Jaffe: Do you do anything special for Jewish holidays?
Balshan: We have year-round holiday menus (for take out). Our Rosh Hashanah menu features chicken soup, matzah balls, tzimmes, round challah (even honey wheat), kale salad with miso dressing, hand-chopped chicken liver, brisket cooked with red wine, apple sponge cake, strudel, babka, dozens more items.
Our “Shana Tova” gift basket is the perfect hostess gift. We have a terrific Break the Fast menu.
Note that we are not certified as kosher; but I serve no pork products. Even my sausage is made from lamb.
Jaffe: How do you accommodate dietary requests?
Balshan: I am gradually rolling out gluten-free items like bostock French pastry, a brioche with almond cream. Next, we will work on sandwiches. We start with an idea, but figuring it out and executing it to perfection is the challenge.
Clean food is my signature … almost everything you see here is fresh with natural coloring. There may be two cans in the whole kitchen – coconut milk and crushed tomatoes.
Jaffe: Where do you see Alon’s in the next few years?
Balshan: Our business model also includes wholesaling baked goods to over 60 restaurants, and desserts like macaroons to Whole Foods.
We cater small and middle-sized events: b’nai mitzvot, weddings (under 200), corporate spreads, Emory events, house parties.
I am opening a 20,000-sqare-foot facility on Peachtree Industrial. I have thought of every detail in efficiency and cleanliness like epoxy flooring. Other than that, I am very impulsive and do not like long-term planning. Here’s what I’m looking forward to: every Friday at 3 p.m., my Israeli buddies come here for my hummus. That’s THE BEST compliment!
Balshan prepared samples for our visit.

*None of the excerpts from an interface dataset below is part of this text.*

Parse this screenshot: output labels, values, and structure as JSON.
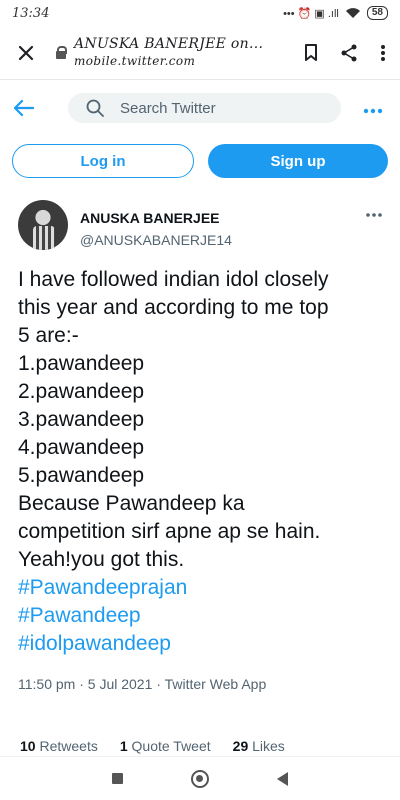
{
  "status_bar": {
    "time": "13:34",
    "icons": "••• ⏰ ▣ .ıll",
    "battery": "58"
  },
  "browser": {
    "page_title": "ANUSKA BANERJEE on...",
    "url": "mobile.twitter.com"
  },
  "header": {
    "search_placeholder": "Search Twitter"
  },
  "auth": {
    "login_label": "Log in",
    "signup_label": "Sign up"
  },
  "tweet": {
    "display_name": "ANUSKA BANERJEE",
    "handle": "@ANUSKABANERJE14",
    "lines": [
      "I have followed indian idol closely",
      "this year and according to me top",
      "5 are:-",
      "1.pawandeep",
      "2.pawandeep",
      "3.pawandeep",
      "4.pawandeep",
      "5.pawandeep",
      "Because Pawandeep ka",
      "competition sirf apne ap se hain.",
      "Yeah!you got this."
    ],
    "hashtags": [
      "#Pawandeeprajan",
      "#Pawandeep",
      "#idolpawandeep"
    ],
    "meta": "11:50 pm · 5 Jul 2021 · Twitter Web App",
    "stats": {
      "retweets_count": "10",
      "retweets_label": "Retweets",
      "quotes_count": "1",
      "quotes_label": "Quote Tweet",
      "likes_count": "29",
      "likes_label": "Likes"
    }
  },
  "colors": {
    "accent": "#1d9bf0",
    "text_primary": "#0f1419",
    "text_secondary": "#536471"
  }
}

Here are the items my companion, a local Mediterranean chef, and I went crazy over:
- Cold peach pistachio soup is a unique and fragrant summer dish.
- Tomato basil soup is light on the cream and very basil-forward.
- Spicy tofu squares with kickin’ red and sweet chili sauce give tofu a whole new meaning.
- Marinated red beets are lightly pickled, and tossed with garlic, toasted walnuts and goat cheese.
- Asian BBQ salmon sandwich piled up with cucumber, black sesame seeds and sprouts.
- Four cheese pizza with gorgonzola and fennel shavings.
- Named for Balshan’s aunt, Louise Chocolate Cake is chocolate on chocolate with Valhrona base.
- French style macarons with black currant filling was over the top.
- Hazelnut milk chocolate torte with cookie crust and rice crispy crunch.